Work to be completed: The expected output is each line below containing "this", copied in full.

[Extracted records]
..........

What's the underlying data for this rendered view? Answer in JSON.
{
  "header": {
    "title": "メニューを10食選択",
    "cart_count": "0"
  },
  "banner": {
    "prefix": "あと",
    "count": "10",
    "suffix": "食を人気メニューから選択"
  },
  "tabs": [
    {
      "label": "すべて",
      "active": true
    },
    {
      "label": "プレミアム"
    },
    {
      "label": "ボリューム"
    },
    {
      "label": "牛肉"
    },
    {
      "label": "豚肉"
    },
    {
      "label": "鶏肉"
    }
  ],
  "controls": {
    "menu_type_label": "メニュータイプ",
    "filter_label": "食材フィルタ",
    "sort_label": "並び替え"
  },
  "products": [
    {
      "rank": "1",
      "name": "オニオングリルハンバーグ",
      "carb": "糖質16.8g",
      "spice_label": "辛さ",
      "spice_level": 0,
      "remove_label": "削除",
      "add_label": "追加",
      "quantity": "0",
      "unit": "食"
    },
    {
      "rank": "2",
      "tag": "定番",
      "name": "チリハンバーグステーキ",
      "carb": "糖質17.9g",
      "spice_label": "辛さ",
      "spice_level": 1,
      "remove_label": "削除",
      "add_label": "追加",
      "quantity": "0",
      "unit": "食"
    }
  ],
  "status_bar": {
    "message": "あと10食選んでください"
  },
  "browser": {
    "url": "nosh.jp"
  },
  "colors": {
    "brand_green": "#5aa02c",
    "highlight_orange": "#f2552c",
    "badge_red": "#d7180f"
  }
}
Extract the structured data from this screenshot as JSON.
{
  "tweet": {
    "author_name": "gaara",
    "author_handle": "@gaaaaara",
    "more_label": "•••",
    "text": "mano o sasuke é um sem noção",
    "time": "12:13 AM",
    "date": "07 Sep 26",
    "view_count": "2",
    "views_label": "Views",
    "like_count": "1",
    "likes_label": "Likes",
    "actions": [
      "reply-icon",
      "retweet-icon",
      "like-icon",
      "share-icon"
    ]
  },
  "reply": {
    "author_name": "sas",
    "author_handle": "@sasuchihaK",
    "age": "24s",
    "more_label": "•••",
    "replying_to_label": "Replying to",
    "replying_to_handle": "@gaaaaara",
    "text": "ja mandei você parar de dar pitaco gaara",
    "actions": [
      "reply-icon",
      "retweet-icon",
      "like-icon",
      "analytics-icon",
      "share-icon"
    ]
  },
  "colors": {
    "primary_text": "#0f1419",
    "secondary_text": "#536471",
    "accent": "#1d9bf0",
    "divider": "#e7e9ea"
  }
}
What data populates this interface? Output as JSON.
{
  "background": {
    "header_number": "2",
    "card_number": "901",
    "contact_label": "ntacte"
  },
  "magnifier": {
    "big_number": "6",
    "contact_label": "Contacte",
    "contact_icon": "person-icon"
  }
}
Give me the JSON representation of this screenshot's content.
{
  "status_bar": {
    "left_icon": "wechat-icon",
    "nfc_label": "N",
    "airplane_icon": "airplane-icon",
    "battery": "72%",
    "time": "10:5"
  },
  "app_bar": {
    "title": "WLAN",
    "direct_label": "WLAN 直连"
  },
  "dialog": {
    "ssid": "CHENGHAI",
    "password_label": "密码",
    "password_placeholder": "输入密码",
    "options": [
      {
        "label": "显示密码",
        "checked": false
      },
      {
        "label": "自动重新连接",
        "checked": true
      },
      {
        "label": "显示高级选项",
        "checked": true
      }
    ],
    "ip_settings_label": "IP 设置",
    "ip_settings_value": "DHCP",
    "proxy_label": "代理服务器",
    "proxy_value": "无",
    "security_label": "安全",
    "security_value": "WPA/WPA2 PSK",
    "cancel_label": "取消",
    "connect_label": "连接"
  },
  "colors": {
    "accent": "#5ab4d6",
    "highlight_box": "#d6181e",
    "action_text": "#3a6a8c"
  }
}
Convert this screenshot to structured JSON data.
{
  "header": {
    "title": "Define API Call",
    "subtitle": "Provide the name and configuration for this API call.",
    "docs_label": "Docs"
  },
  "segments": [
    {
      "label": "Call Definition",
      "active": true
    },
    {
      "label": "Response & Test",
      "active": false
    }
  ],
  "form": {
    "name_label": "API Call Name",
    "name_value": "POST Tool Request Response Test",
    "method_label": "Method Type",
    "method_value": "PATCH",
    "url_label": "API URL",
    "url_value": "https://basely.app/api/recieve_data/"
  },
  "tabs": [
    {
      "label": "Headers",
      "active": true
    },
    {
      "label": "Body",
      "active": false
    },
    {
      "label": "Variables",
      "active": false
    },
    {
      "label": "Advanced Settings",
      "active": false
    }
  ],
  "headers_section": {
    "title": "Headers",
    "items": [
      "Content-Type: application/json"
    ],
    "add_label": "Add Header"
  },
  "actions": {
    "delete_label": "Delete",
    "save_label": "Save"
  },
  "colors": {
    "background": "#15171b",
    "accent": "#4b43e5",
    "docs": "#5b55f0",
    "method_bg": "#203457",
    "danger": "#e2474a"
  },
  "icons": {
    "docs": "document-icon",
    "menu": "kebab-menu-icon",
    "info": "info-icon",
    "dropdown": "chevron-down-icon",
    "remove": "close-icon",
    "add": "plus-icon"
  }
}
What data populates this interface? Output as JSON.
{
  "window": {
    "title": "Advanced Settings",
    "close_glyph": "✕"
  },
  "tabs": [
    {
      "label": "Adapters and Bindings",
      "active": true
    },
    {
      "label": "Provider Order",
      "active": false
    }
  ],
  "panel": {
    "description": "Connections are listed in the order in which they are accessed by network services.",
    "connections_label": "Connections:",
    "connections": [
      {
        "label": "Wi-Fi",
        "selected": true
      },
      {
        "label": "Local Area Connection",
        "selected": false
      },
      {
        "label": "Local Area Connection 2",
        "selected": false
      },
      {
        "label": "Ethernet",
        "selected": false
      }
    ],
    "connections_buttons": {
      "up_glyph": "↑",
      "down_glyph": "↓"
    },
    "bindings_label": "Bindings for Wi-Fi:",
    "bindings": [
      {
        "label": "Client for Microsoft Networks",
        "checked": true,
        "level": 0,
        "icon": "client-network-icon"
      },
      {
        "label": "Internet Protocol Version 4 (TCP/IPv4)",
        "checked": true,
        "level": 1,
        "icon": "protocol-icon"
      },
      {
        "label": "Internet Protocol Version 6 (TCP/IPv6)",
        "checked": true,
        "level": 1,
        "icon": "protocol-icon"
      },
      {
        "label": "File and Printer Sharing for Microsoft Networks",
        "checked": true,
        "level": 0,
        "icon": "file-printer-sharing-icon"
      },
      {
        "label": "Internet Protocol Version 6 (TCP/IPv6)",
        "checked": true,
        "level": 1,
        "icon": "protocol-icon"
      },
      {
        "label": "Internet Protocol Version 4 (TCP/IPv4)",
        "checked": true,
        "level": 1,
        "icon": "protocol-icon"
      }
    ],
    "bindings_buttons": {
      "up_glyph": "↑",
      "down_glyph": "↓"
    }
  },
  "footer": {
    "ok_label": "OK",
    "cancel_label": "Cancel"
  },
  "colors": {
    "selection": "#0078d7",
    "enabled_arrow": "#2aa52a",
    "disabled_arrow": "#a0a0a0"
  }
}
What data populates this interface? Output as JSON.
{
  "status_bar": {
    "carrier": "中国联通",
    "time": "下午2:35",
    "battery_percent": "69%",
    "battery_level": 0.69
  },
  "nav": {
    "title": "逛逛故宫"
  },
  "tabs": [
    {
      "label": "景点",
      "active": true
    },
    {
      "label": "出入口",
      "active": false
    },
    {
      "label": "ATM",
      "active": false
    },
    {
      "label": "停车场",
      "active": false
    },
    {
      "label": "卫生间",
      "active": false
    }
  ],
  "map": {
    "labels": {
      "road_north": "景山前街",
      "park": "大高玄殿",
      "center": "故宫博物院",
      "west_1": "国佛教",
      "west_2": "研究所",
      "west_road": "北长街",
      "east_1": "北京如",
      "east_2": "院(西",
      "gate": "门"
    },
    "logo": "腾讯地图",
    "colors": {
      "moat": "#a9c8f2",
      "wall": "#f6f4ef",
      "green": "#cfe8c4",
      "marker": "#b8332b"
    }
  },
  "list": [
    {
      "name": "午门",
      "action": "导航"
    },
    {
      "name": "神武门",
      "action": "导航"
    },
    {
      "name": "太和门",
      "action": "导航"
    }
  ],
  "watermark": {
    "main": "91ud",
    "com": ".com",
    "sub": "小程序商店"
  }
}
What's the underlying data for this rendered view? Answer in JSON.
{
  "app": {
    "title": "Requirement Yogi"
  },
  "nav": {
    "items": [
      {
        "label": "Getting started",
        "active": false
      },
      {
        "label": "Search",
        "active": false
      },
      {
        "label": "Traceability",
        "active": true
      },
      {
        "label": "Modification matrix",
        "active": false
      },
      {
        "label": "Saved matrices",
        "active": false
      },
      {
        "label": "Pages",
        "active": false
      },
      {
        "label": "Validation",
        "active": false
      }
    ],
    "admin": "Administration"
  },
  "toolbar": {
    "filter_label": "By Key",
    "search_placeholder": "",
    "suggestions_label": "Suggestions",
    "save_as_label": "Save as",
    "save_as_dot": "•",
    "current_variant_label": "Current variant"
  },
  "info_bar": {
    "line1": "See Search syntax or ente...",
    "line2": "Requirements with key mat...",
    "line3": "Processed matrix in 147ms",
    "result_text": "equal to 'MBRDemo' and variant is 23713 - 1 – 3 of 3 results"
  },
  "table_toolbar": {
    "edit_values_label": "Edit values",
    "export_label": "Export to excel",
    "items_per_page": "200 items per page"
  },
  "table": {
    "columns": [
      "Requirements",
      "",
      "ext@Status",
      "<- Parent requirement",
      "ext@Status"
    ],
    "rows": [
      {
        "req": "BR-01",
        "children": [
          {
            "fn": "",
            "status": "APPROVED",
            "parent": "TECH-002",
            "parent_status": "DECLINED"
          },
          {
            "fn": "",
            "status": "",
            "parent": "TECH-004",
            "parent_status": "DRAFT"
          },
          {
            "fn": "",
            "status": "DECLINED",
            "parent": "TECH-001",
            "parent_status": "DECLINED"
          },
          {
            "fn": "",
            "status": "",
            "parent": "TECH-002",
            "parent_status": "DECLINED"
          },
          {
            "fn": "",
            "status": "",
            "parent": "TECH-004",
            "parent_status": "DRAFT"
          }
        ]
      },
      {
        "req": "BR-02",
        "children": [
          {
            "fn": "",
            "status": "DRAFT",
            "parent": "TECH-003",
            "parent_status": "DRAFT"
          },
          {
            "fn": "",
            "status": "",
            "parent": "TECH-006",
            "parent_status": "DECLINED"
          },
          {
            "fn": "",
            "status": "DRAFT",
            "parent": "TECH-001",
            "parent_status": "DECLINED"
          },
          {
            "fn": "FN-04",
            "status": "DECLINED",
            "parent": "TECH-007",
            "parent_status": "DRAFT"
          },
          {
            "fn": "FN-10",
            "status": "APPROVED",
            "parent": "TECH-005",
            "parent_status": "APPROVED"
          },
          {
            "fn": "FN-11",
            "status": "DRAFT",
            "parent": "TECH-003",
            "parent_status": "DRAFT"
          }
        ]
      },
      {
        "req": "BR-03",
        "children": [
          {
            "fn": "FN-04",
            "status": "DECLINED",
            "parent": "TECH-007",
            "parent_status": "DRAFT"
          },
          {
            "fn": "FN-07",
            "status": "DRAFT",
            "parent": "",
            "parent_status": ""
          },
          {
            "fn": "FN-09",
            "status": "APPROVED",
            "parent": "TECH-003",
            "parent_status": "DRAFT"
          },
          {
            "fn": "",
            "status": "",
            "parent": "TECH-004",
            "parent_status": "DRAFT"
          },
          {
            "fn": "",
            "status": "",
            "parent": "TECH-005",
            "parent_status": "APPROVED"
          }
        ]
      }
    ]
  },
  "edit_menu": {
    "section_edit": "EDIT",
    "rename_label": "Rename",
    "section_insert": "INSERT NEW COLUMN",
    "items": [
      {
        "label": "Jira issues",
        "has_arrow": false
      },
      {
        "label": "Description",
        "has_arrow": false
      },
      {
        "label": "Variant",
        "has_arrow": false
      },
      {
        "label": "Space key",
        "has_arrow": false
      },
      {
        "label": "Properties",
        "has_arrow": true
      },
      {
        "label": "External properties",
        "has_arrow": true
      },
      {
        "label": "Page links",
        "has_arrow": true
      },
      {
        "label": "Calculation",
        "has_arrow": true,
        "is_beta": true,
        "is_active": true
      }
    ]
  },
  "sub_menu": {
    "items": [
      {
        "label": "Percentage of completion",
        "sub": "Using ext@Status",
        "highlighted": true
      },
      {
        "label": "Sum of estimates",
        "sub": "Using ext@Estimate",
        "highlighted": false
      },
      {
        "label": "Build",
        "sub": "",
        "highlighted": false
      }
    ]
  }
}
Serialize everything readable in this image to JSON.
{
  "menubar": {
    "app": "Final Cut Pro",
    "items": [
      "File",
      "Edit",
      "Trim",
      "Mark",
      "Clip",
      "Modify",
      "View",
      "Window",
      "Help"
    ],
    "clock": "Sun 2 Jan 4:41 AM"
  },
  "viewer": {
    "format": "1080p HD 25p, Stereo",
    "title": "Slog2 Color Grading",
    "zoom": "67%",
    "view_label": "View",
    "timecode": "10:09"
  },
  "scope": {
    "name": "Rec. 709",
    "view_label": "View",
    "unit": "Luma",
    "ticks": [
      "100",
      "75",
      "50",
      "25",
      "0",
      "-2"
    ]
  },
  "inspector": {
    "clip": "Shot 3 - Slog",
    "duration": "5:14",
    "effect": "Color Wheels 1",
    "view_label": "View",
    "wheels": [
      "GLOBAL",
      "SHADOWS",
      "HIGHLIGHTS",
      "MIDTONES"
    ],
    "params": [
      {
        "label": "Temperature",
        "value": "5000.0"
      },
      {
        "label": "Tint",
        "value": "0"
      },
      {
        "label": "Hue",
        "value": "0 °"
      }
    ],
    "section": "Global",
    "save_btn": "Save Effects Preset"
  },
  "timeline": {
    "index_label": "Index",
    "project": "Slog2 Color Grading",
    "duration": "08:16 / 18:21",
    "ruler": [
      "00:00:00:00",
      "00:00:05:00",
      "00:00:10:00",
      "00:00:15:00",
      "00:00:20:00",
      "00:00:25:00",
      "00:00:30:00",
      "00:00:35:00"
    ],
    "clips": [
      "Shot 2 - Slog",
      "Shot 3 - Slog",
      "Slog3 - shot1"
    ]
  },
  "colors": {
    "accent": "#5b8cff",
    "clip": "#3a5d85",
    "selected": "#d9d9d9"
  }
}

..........

Answer:
What's the underlying data for this rendered view? Answer in JSON.
Extract the structured data from this screenshot as JSON.
What data populates this interface? Output as JSON.
Give me the JSON representation of this screenshot's content.
Convert this screenshot to structured JSON data.
    "subtitle": "Provide the name and configuration for this API call.",
What data populates this interface? Output as JSON.
What data populates this interface? Output as JSON.
What's the underlying data for this rendered view? Answer in JSON.
Serialize everything readable in this image to JSON.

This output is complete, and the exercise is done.